A futuristic sci-fi/fantasy heavy on action and suspense, light on moral complexity.

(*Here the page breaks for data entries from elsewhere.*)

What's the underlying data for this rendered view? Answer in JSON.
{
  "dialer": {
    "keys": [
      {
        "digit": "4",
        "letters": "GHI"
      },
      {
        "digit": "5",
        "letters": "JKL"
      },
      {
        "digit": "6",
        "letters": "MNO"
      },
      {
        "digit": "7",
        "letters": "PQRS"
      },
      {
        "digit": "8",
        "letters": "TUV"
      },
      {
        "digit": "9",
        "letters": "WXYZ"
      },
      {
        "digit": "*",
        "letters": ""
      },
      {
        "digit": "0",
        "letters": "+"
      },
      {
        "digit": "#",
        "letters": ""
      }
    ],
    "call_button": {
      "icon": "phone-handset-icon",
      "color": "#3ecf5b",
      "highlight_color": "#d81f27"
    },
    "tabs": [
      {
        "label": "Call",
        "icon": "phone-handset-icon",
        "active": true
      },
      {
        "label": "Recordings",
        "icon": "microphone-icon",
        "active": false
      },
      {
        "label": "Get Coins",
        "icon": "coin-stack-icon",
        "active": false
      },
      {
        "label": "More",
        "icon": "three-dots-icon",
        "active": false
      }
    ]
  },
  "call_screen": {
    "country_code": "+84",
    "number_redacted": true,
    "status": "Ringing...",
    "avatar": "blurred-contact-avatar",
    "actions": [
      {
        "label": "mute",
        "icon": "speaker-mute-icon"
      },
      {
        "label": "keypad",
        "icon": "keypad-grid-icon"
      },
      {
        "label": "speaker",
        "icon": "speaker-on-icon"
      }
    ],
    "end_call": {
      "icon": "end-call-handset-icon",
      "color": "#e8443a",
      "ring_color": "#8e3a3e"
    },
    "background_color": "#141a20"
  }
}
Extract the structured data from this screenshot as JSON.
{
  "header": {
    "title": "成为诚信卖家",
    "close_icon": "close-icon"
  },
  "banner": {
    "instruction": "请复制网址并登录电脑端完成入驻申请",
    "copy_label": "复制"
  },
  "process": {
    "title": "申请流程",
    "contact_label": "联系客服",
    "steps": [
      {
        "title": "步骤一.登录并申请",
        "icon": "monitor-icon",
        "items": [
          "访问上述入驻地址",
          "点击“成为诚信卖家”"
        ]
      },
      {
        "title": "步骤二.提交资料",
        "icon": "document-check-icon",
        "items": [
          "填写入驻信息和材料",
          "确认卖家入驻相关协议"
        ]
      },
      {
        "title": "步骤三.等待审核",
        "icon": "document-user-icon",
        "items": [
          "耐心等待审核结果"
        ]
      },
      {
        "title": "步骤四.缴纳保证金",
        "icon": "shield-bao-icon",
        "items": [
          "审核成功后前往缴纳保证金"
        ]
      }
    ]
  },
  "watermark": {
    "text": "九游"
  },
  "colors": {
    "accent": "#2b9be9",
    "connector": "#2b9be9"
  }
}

Bad things are happening in Chicago. First, the discovery of a murder scene strewn with so many disembodied pieces that the total casualties can only be estimated. Then there’s the club scene dominated by the drug Harmony, purported to enhance social connectivity but lately causing users to self-mutilate and kill. There’s also at least one case of a man plummeting out of the night sky but surviving just long enough to bite, vampire-style, a passerby who stops to help. Into the chaos step our heroes: Ping, family counselor turned detective, diminutive but deadly with sword and gun; Alex, computer genius who has forsaken techno-fortune for the life of a history TA secretly studying wizardry; Rae, policewoman, devoted girlfriend to Alex, and, with some magical help, a formidable fighter herself; and Anne, a cripplingly self-conscious and obese phlebotomist who gains superpowers of sorts after being bitten by a dying man. Set approximately 70 years in the future, Doty’s vision of the future embraces both the newfangled and the ancient. While technology is generally beneficial in this world, trouble arises from ancient sources. Though not sufficiently fleshed out, the mythology of this world includes timeless Clans, powered by Savants, or wizards, and Torpedoes, magically-enhanced fighters, locked in a ceaseless struggle for power. The balance tips when the Savant Kaspari seeks power and knowledge beyond his station. His attempts to go beyond the Loom, the mystical source of power underlying the known world–allow the Outsider, the champion of chaos, to gain purchase on this reality and to start unleashing destruction. Suddenly, it is up to the motley crew of overwhelmed but bighearted strangers to band together, distinguish between friend and foe and save the world. Doty’s razor-sharp prose and impeccable sense of timing make this book difficult to put down. However, because the suspense is built and sustained solely by narrative technique, rather than by ethical quandaries or tragic flaws in the characters themselves, this story proves less enjoyable the second time around. For a book that clearly pays homage to Blade Runner, which it frequently cites, it ultimately lacks the moral entanglements that give the film such depth. It’s good for one gripping read, but unlikely to be revisited.
A fast-paced, highly entertaining thriller.